Interface dataset entries
============

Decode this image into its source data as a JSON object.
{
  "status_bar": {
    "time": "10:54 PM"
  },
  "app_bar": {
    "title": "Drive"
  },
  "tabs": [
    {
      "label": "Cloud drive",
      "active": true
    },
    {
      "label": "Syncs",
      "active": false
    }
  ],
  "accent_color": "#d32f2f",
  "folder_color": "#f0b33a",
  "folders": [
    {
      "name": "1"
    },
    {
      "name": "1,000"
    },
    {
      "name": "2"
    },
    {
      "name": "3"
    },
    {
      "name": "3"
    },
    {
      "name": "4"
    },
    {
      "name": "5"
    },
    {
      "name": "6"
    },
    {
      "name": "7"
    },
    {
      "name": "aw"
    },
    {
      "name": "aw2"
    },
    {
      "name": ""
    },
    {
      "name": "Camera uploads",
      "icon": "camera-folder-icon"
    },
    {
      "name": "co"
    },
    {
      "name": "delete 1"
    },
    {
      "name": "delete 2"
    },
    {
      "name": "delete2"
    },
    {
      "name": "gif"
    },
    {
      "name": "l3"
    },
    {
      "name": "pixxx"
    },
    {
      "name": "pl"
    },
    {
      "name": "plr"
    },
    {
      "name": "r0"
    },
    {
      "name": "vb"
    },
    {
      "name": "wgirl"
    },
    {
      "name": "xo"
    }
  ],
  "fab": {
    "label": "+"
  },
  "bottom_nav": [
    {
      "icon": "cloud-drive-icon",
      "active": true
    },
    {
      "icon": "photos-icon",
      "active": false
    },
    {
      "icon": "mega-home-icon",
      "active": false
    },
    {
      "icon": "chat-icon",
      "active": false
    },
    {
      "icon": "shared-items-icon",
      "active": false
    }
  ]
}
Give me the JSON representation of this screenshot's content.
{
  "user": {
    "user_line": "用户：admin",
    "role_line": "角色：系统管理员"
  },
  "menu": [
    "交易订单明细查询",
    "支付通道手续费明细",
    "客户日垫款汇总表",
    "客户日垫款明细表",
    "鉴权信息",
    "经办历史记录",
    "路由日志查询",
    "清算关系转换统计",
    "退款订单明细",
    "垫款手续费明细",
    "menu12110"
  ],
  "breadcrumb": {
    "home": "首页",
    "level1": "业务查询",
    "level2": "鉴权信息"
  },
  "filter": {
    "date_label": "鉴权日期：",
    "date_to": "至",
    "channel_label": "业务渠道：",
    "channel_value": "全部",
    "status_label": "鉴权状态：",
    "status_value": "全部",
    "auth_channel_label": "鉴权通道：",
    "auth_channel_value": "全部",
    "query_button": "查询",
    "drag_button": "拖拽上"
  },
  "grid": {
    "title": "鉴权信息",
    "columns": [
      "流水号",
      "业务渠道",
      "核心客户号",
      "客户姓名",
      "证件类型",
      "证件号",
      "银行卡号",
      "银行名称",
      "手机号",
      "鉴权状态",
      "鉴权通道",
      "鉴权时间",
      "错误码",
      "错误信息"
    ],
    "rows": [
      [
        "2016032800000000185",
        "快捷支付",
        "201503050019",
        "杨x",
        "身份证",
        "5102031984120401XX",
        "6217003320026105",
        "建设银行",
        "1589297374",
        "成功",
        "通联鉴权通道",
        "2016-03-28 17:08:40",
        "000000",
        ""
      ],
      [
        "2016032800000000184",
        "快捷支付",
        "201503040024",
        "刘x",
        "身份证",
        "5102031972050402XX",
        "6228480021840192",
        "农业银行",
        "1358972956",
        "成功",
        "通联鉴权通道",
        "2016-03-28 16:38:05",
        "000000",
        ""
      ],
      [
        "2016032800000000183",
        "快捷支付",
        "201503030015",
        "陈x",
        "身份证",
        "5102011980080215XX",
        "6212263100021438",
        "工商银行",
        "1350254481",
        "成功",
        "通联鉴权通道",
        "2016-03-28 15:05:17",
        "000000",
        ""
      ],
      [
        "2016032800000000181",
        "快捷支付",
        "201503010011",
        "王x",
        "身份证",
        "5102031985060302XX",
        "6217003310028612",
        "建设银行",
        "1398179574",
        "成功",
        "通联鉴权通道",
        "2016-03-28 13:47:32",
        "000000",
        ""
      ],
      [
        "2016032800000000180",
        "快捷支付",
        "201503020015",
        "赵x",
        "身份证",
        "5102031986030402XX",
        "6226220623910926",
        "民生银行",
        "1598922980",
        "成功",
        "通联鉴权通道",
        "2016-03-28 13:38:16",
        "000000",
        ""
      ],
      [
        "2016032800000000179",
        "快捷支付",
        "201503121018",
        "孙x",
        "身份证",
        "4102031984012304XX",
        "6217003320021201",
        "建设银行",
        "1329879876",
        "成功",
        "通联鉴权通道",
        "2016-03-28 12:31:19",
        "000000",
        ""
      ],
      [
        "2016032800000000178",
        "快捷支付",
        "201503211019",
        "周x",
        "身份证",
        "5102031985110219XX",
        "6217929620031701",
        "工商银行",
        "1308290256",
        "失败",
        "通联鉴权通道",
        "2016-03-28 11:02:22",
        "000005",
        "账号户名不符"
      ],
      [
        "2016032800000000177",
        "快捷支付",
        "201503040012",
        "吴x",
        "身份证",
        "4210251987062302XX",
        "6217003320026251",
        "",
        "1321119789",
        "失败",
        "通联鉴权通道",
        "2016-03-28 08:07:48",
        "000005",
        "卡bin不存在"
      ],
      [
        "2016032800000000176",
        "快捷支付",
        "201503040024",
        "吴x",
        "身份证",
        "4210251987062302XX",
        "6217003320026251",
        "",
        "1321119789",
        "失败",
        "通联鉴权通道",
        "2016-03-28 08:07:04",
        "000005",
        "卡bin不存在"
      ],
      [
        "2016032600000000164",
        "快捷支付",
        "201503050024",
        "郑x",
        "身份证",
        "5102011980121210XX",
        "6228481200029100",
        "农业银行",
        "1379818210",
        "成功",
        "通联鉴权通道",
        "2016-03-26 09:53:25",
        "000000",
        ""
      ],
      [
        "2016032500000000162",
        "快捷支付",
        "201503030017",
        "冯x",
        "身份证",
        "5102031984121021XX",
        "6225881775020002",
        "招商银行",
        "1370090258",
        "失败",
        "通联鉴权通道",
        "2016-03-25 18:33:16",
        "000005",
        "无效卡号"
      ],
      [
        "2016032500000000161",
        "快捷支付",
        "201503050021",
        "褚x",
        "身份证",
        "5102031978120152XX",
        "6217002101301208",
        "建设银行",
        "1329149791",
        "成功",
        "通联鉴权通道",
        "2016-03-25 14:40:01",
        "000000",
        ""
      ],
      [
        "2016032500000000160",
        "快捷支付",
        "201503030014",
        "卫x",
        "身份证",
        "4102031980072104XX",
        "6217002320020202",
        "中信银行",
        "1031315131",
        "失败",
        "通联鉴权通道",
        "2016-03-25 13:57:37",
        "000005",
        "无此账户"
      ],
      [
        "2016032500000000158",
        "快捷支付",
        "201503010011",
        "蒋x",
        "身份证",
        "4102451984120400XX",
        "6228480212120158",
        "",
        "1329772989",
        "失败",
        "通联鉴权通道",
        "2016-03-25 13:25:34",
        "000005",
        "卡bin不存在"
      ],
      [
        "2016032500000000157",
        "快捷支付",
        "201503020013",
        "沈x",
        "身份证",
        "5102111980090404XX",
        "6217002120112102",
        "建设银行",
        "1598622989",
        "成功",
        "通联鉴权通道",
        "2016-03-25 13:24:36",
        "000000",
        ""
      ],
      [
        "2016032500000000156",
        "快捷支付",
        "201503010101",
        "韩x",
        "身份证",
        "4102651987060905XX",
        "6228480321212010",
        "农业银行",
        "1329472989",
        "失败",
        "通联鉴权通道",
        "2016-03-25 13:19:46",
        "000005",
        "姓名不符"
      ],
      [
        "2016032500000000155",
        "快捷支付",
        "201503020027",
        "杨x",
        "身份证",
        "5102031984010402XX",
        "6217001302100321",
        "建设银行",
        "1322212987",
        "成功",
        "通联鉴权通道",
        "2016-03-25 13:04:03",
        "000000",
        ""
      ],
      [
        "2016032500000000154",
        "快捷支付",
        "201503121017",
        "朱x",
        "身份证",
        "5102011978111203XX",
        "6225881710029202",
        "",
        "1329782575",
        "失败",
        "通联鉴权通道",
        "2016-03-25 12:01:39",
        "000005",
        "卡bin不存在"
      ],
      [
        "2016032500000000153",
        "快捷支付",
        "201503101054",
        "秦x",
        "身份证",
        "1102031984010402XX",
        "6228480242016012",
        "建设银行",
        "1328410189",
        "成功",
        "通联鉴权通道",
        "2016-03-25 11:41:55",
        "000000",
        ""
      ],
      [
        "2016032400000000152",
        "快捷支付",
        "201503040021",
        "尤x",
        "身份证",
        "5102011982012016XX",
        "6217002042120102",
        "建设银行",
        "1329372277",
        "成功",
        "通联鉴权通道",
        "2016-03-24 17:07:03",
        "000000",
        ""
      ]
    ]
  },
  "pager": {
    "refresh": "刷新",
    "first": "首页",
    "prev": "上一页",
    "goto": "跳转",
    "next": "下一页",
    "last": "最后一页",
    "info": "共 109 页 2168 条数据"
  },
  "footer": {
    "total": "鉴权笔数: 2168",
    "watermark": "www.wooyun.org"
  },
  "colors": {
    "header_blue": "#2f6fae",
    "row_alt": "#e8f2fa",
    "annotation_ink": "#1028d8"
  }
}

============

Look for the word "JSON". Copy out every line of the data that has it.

=== Task response ===
Decode this image into its source data as a JSON object.
Give me the JSON representation of this screenshot's content.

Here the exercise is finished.